From Captain America: Patriot #4
This story is set in 1950. While the middle school concept had been created by then ( the very first middle school in the United States was designated that very year), it would be many years before it caught on throughout the country. At that point, it would have been far more likely that Cap was looking for West Lake Junior High.
The main idea is that young adolescents need to have a different structure than just a smaller version of high school. The main difference is a team structure, which divides the school into smaller units, in order to enable the teachers to get to know the students better.
(in R/L, most of my career has been as principal, helping make the change from junior high structures to middle school ones.)
I'm not sure why there was a switch from "junior high" to "middle school." I mean, yeah, a middle school is the school in the middle but what was wrong with junior high?
I went to a junior high, but my school district was the only one around that had it. The surrounding districts have middle schools. They were actually different schools and had different grades. My junior high was grades 7-9, and the middle schools are 6-8.
The Commander wrote what I was thinking about the change in name. I'm sure that there were good reasons to change the way that junior high teaches students but changing the name just doesn't sound like it was necessary.
A big "thanks" to Bujin, though, for writing about the changes in what students do at that level and for helping teach the kids. That thanks-for-teaching goes to Rich, too, of course.
I would think the changed name will have helped administrators keep track of which schools had been reformed.
Here in Canada, or at least in my home province of Nova Scotia, the term "junior high" is very much still in use. In fact, I can't think of any schools that use the term "middle school" as part of their names.
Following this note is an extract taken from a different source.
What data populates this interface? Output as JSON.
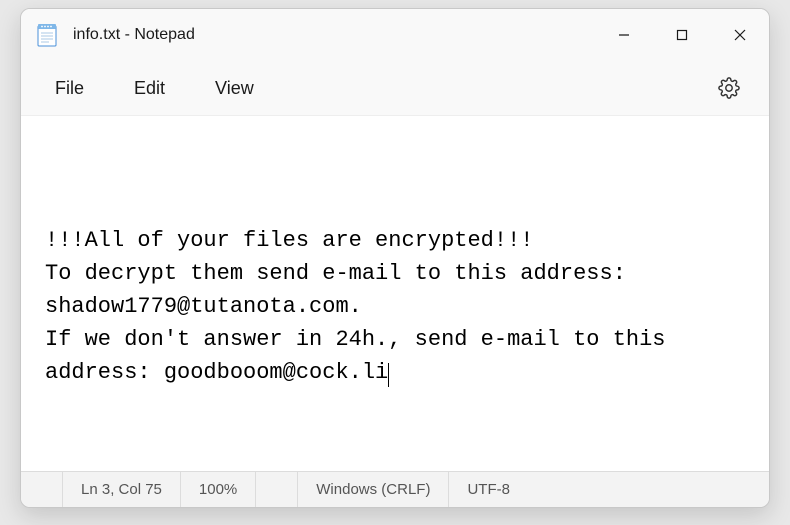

How do we know that "middle" is not a geographic distinction? West Lake North School, West Lake South School and West Lake Middle. Not unprecedented.